The Beast of Fear

I made mention in a recent blog (“Mottos”) that I sensed that, as Americans, our trust in our systems, politics and institutions has been eroded to the point of being broken. I ended the blog by expressing that I ached for us because there is the temptation now to not want to trust in one another, to no longer make room for our differences and to pull apart rather than to pull together.

This is one of the corrosive effects of fear. Once any one of us puts on the goggles of fear, everything and everyone is distorted, colored and tainted. We will perceive that there are monsters under every bed and around every corner. We will be susceptible to being whipped into a frenzy by persons fanning these flames while claiming to want to put them out. We will be tempted to grab our pitchforks and torches to chase and kill the beasts.

But what if the beast is in us? The beast of FEAR?

Has not human history shown us that time and time again?

After our demonizing, after our scourging and scorching, after all the lives altered, ruined or taken in our fevered efforts to make ourselves feel ‘safe’, every mob, every revolution, every society that blazed down that path has had to look back with regret and remorse at the random and senseless destruction that took place. The madness of fear is always clear in hindsight.

And no one was made safer. But some were made wealthier.

And there were still more beasts to chase….according to the people who chase beasts for a living.

Our challenge, more than ever before, is to not repeat those mistakes. We cannot expect to make true progress towards peace through violence and destruction. That is the lesson. That is the truth. We are all collaterally damaged by violence. We are all diminished by fear based blaming and labeling.

The social inequities and institutional inadequacies that have been exposed, and will continue to be exposed, have been festering for quite some time. Perhaps we were naïve. Perhaps we turned a blind eye. Perhaps we thought it was someone else’s problem in some other part of the country or world. Perhaps we thought we couldn’t make a big difference so why try to make a difference at all?

We’re living in the results of these approaches. They don’t work either.

We must ask ourselves if there are not better choices than only the two that are habitually offered, those being between violence or apathy…destruction or complacency?

Our country was based upon resolve, participation and cooperation. We knew that there were decisions to be made and actions that needed to be taken. We knew we couldn’t pass the responsibility for these things on to someone else or to wait for some better time. We knew, too, that we couldn’t do it unless we united, found our common ground and trusted in what we would try to do together.

For all of us, equally.

That’s what we declared as the purpose for our independence…

Implementing this ideal has been a slow, pain filled, educational experience which we are not done with nor will we ever be done with. Democracy is a work in progress not a finished accomplishment. Solutions change because conditions change.

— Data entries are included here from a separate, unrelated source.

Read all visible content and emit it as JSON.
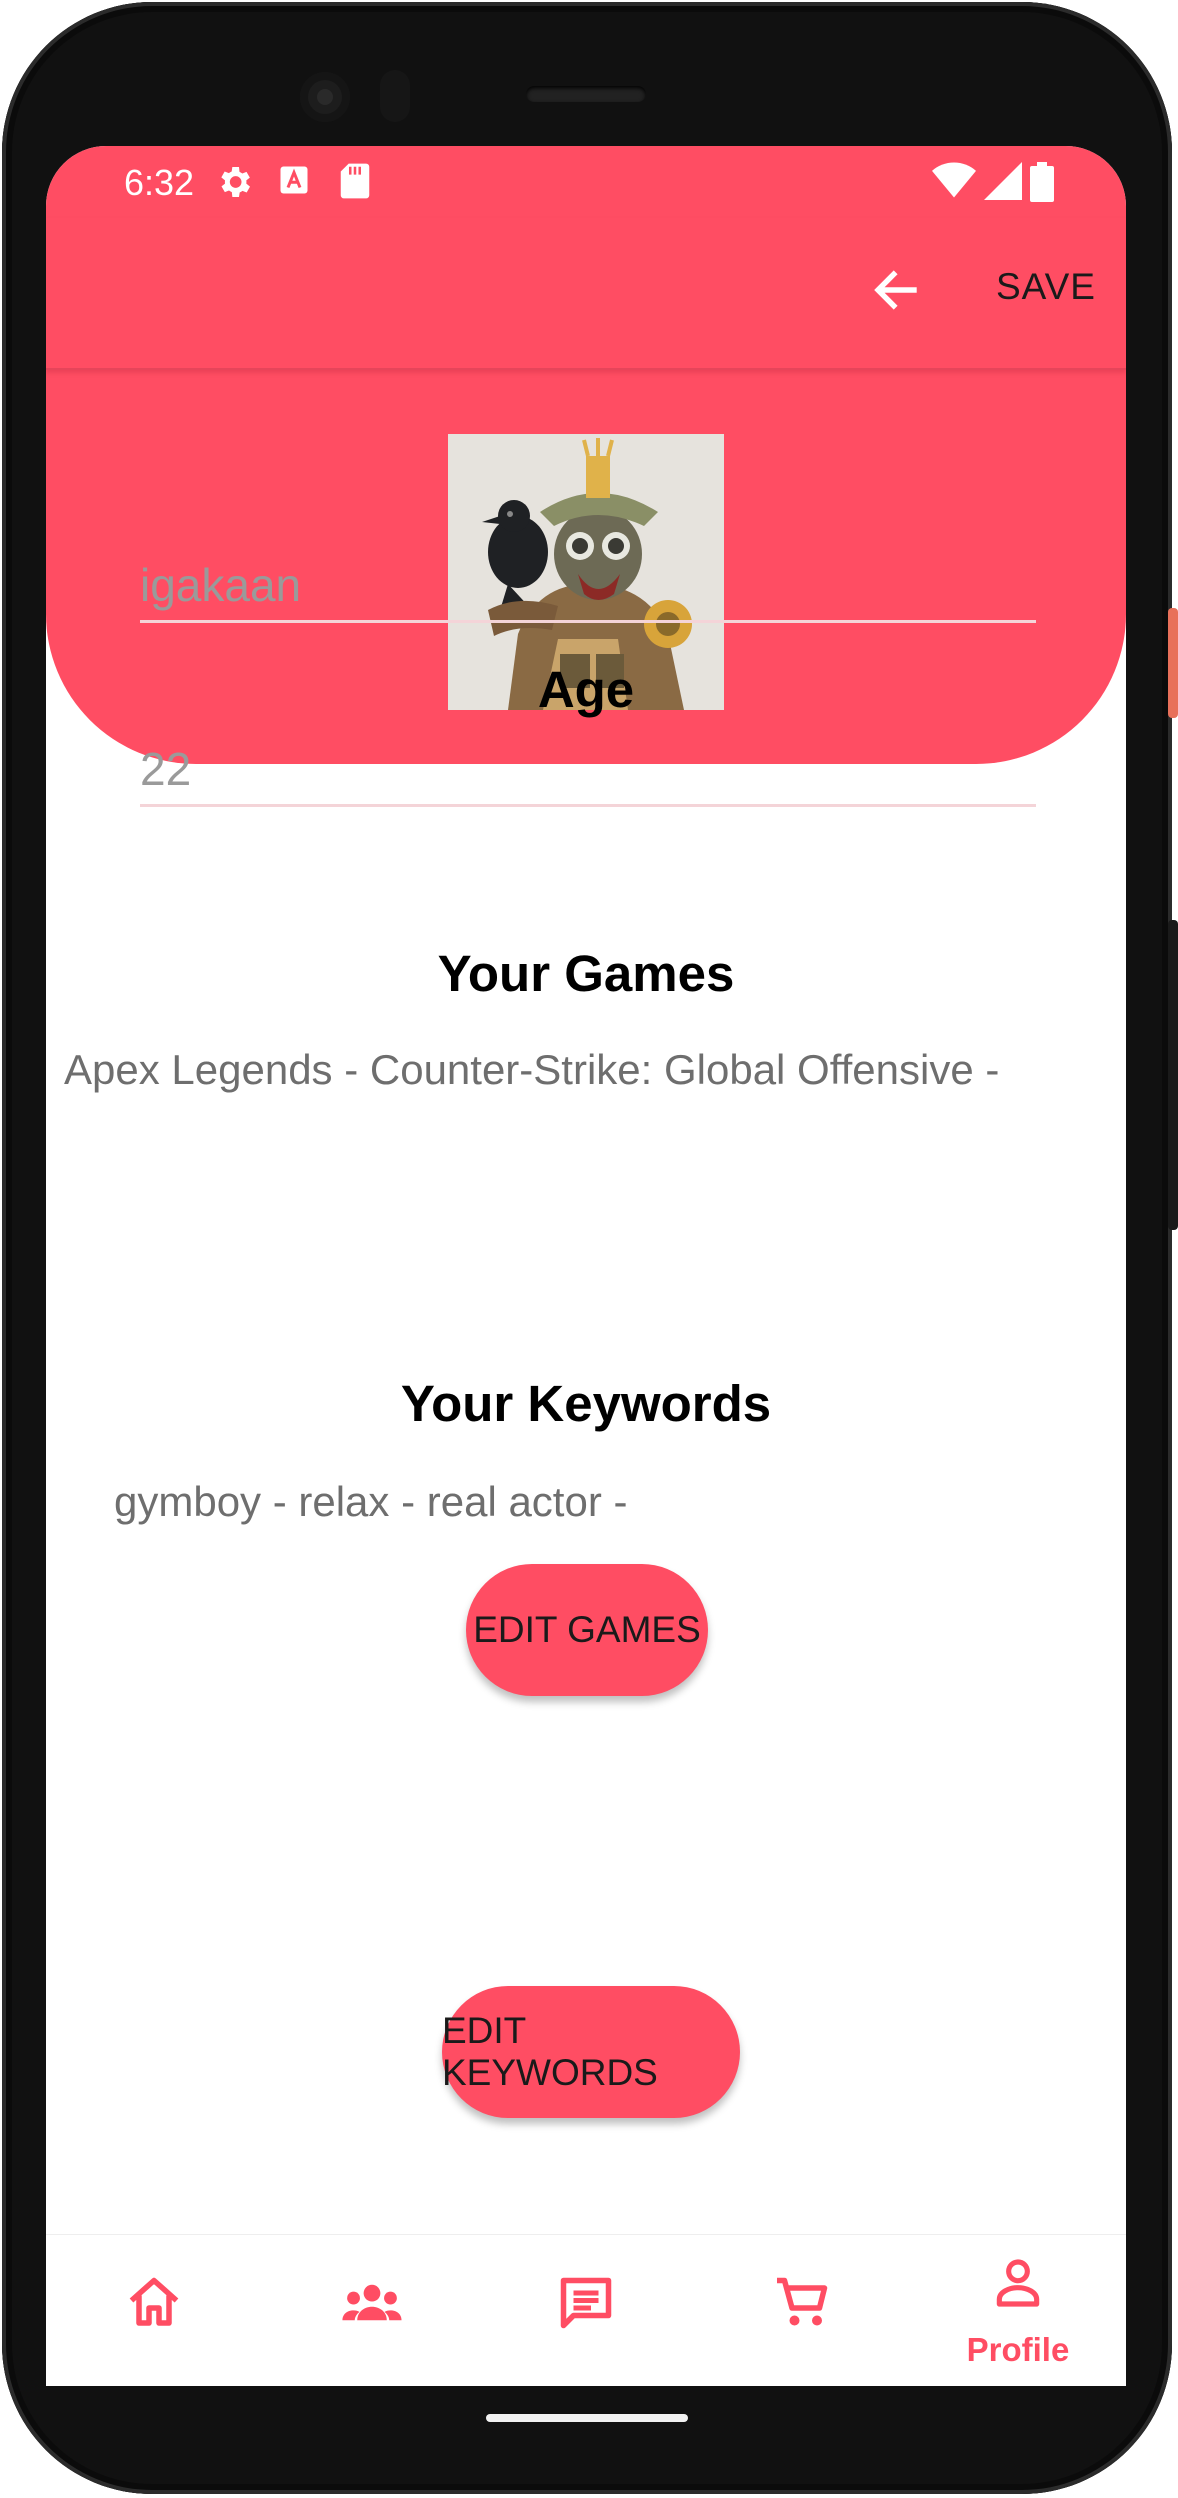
{
  "status_bar": {
    "time": "6:32",
    "icons": [
      "gear-icon",
      "text-a-icon",
      "sd-card-icon",
      "wifi-icon",
      "signal-icon",
      "battery-icon"
    ]
  },
  "toolbar": {
    "back_icon": "arrow-left-icon",
    "save_label": "SAVE"
  },
  "profile": {
    "username_value": "igakaan",
    "age_heading": "Age",
    "age_value": "22",
    "games_heading": "Your Games",
    "games_text": "Apex Legends - Counter-Strike: Global Offensive -",
    "edit_games_label": "EDIT GAMES",
    "keywords_heading": "Your Keywords",
    "keywords_text": "gymboy - relax - real actor -",
    "edit_keywords_label": "EDIT KEYWORDS"
  },
  "bottom_nav": {
    "items": [
      {
        "icon": "home-icon",
        "label": ""
      },
      {
        "icon": "people-icon",
        "label": ""
      },
      {
        "icon": "chat-icon",
        "label": ""
      },
      {
        "icon": "cart-icon",
        "label": ""
      },
      {
        "icon": "person-icon",
        "label": "Profile"
      }
    ]
  },
  "colors": {
    "accent": "#ff4d63",
    "text_dark": "#000000",
    "text_muted": "#6e6e6e"
  }
}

The ideals, however, OUR PRINCIPLES, are what inform and guide our direction.

Resolve, participation and cooperation are what move us forward united.